New US legislation aims to ban the tiny pieces of plastic found in soap, toothpaste and body washes, known as microbeads, which pollute waterways and oceans, and spread throughout the food chain. Microbeads, which are typically smaller than a pinhead, are causing significant environmental problems. They flow into rivers, lakes, and streams, where they can be mistaken for food by fish, leading to the spread of pollutants throughout the food chain, including to humans,” the Guardian newspaper reported on January 9. The US House of Representatives bill, backed by a bipartisan committee, will now go to the Senate for approval, the Guardian said. The Microbead-Free Waters Act would start the phase-out of the tiny pieces of plastic beginning 1 July 2017.

Microbeads are causing significant problems in the Great Lakes. Research conducted in 2013 by the State University of New York found that the lakes were riddled with microbeads, with Lake Ontario containing an estimated 1.1m plastic particles per square kilometer.

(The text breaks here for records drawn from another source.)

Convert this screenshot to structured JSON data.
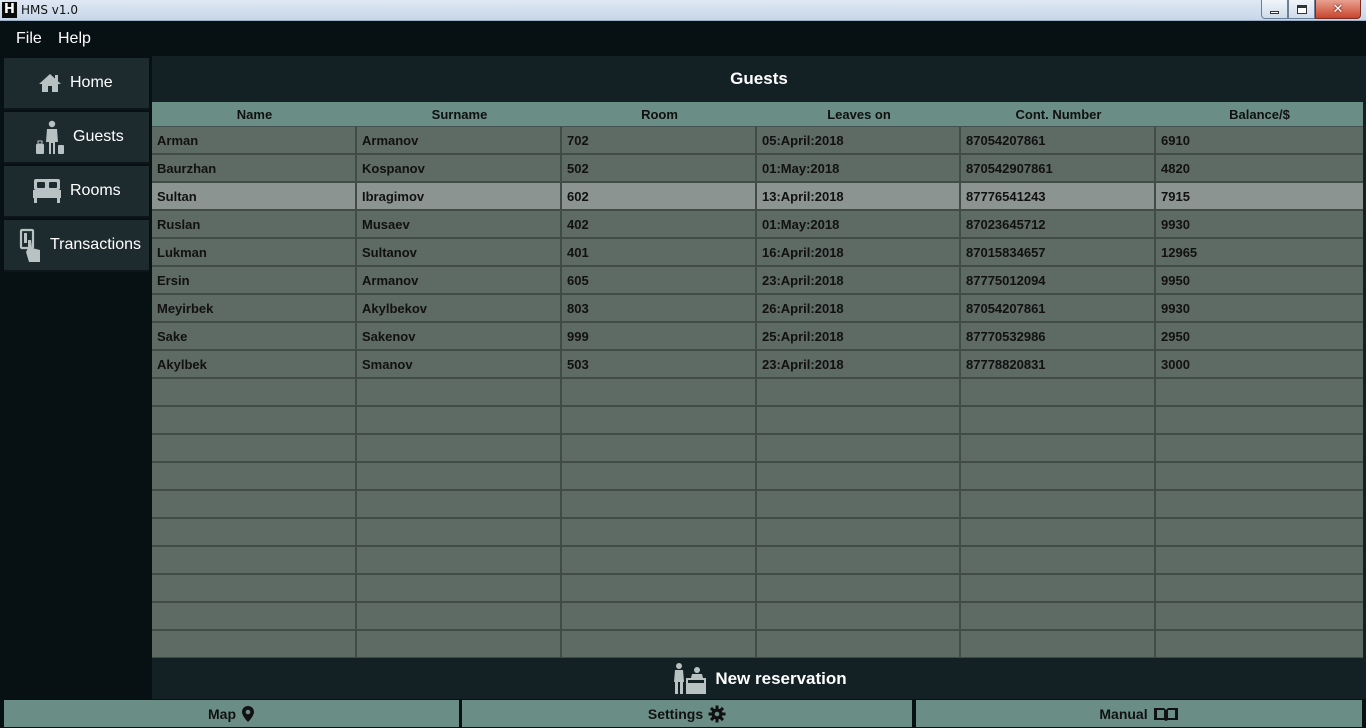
{
  "window": {
    "icon_letter": "H",
    "title": "HMS v1.0"
  },
  "menu": {
    "file": "File",
    "help": "Help"
  },
  "sidebar": {
    "items": [
      {
        "label": "Home",
        "icon": "home-icon"
      },
      {
        "label": "Guests",
        "icon": "guest-luggage-icon"
      },
      {
        "label": "Rooms",
        "icon": "bed-icon"
      },
      {
        "label": "Transactions",
        "icon": "card-payment-icon"
      }
    ]
  },
  "main": {
    "title": "Guests",
    "columns": [
      "Name",
      "Surname",
      "Room",
      "Leaves on",
      "Cont. Number",
      "Balance/$"
    ],
    "rows": [
      [
        "Arman",
        "Armanov",
        "702",
        "05:April:2018",
        "87054207861",
        "6910"
      ],
      [
        "Baurzhan",
        "Kospanov",
        "502",
        "01:May:2018",
        "870542907861",
        "4820"
      ],
      [
        "Sultan",
        "Ibragimov",
        "602",
        "13:April:2018",
        "87776541243",
        "7915"
      ],
      [
        "Ruslan",
        "Musaev",
        "402",
        "01:May:2018",
        "87023645712",
        "9930"
      ],
      [
        "Lukman",
        "Sultanov",
        "401",
        "16:April:2018",
        "87015834657",
        "12965"
      ],
      [
        "Ersin",
        "Armanov",
        "605",
        "23:April:2018",
        "87775012094",
        "9950"
      ],
      [
        "Meyirbek",
        "Akylbekov",
        "803",
        "26:April:2018",
        "87054207861",
        "9930"
      ],
      [
        "Sake",
        "Sakenov",
        "999",
        "25:April:2018",
        "87770532986",
        "2950"
      ],
      [
        "Akylbek",
        "Smanov",
        "503",
        "23:April:2018",
        "87778820831",
        "3000"
      ]
    ],
    "selected_row": 2,
    "empty_rows": 10,
    "new_reservation": "New reservation"
  },
  "bottom": {
    "map": "Map",
    "settings": "Settings",
    "manual": "Manual"
  },
  "colors": {
    "background": "#071012",
    "panel": "#132024",
    "header_accent": "#6a8e85",
    "row": "#5e6a64",
    "selected_row": "#8b9491"
  }
}
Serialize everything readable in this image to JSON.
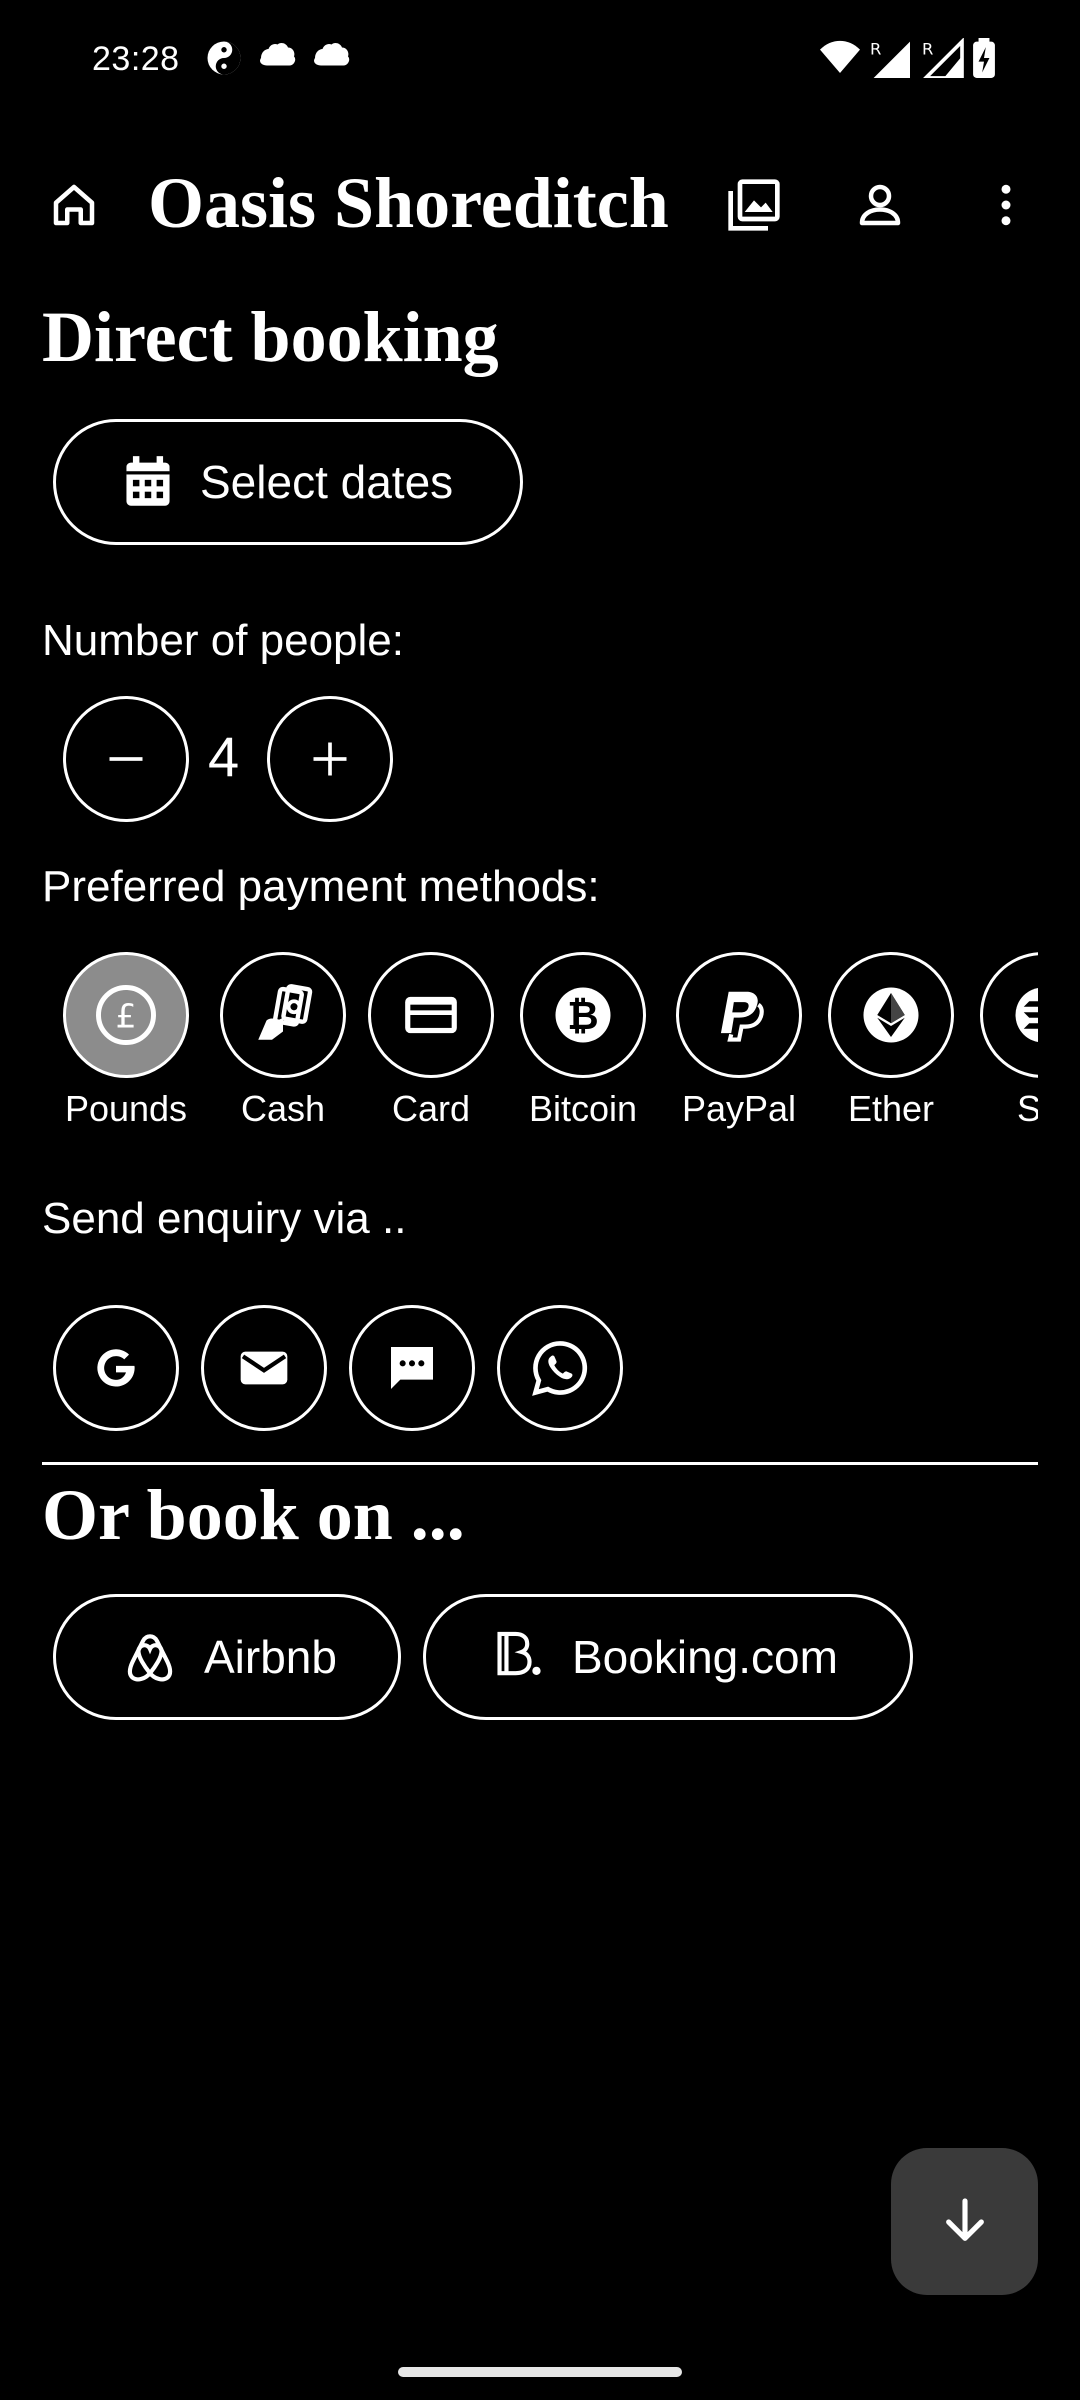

Global companies such as Unilever, Johnson & Johnson, Beiersdorf, and the Body Shop have already started phasing out microbeads from their products.

On another note, the Environmental Working Group in the US (EWG) said that the FDA has banned three Toxic Chemicals from food wrapping, but it’s too little, too late.

Under pressure from EWG and other environmental and health groups, the U.S. Food and Drug Administration is banning three grease-resistant chemical substances linked to cancer and birth defects from use in pizza boxes, microwave popcorn bags, sandwich wrappers and other food packaging.

“Industrial chemicals that pollute people’s blood clearly have no place in food packaging,” said EWG President Ken Cook. “But it’s taken the FDA more than ten years to figure that out, and it is banning only three chemicals that aren’t even made anymore.”

The packaging substances banned by FDA, in an order that takes effect immediately, are perfluorinated compounds or PFCs, a class that includes the chemicals used to make DuPont’s Teflon and 3M’s Scotchgard. Through their use in thousands of consumer products, PFCs have polluted the blood of virtually all Americans. They can be passed through the umbilical cord to the fetus. They contaminate drinking water for more than 6.5 million people in 27 states, according to water tests conducted by the U.S. Environmental Protection Agency.